I bought a set for me ($22) and a set for my mom ($22), and $44 later I left with the one purchase I couldn’t live without at the Prairie Arts Festival. She packaged them up in a little bag tied with string and a handwritten business card inside. She said, “Here’s my contact information, so you can order some for someone else because you’ll never need any more.” Now that’s someone confident in her product.
Here’s a picture of the cute package in our newly de-cluttered laundry room.
It’s only been a few weeks, but Ed and I are loving them. They’re so soft, and they do exactly what they’re supposed to do. They dry, de-static, and soften our clothes. Cathy (Alpaca Lady’s real name–I love these dryer balls so much I feel like we’re on a first-name basis) said that over time the balls will get a little fuzzy on the outside. When that happens, we’re just supposed to trim off the fuzz. No biggie.
Oh, and Cathy claimed less lint in the lint tray, about which I mentally thought “yeah right,” but she was right! There is less lint in the tray, meaning the dryer runs more efficiently. All in all, these four little balls may be the best purchase we’ve made in the last six months. And when I consider that we will likely not need dryer sheets ever again, it may be the best purchase we’ve made ever.
And here are the balls out of the package. They’re just the softest thing you’ve ever touched. It’s hard to tell their size in the pictures–they’re a little bit bigger than baseballs.
If you like your clothes to smell like something, Cathy suggests adding a few drops of essential oils to the dryer balls. We don’t particularly care about flowery laundry smell, so we haven’t done that yet. We may eventually though. If you have a dryer (and I know you do), I suggest you get yourself a set of Cathy’s alpaca felted dryer balls. You can buy them at her Etsy shop here, or you can read up on the Coldwater Alpaca Ranch (where the alpacas live) here.
Do you have any natural home product that has knocked your socks off like this one did for us? Or a DIY idea for what we could do with the box of dryer sheets we no longer need for their intended purpose?
UPDATE: In response to Jess’s comment below, I e-mailed Cathy to ask about cleaning the balls and the possibility of mildew. Here is her response:
They should not need to be washed and should not mildew. However… If you put wet clothes in the dryer and forgot to start the dryer and they laid there for a couple of days then mildew is possible. Normally they will dry with the clothes and would not mildew. They shouldn’t get dirty because you are putting them in with clean clothes. I am going to put additional instructions on my blog as soon as I get a chance. If you ever needed to wash them you could put them in a lingerie bag and wash in the machine with hot water and soap only.
If you want to check Cathy’s blog for updates, you can find it here.
Disclaimer: We weren’t paid or perked for writing about this product.
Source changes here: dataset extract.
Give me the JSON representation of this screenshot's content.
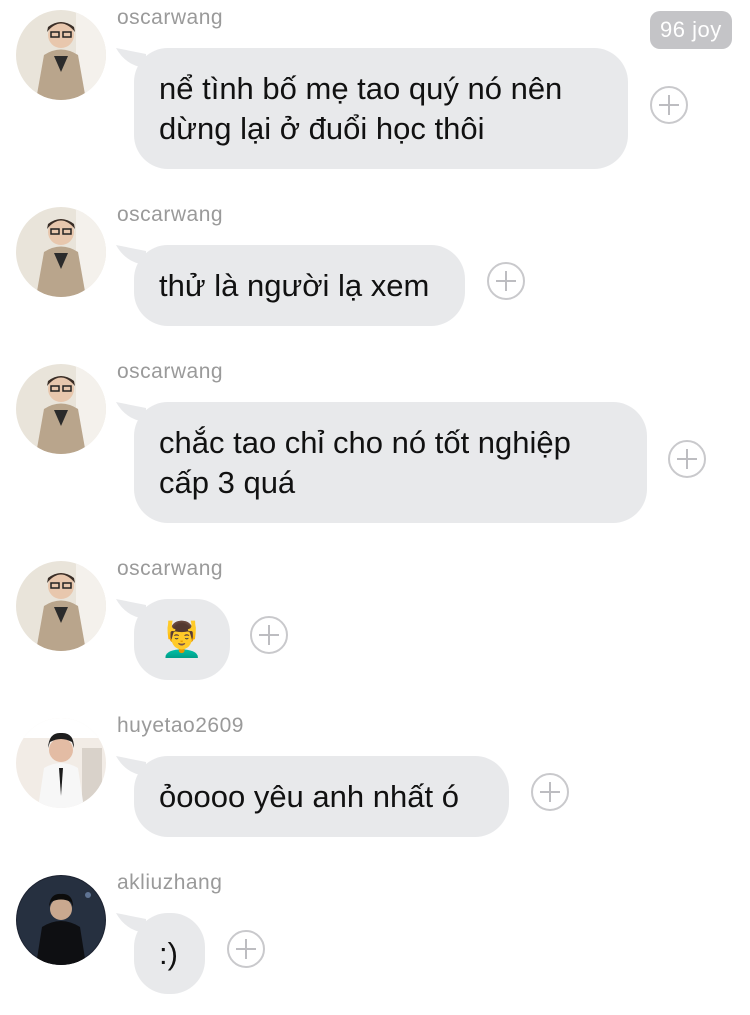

We just love it so much we wanted to share it with you!
Post is linked up at One Project Closer’s DIY Link It Up #1. Check it out here.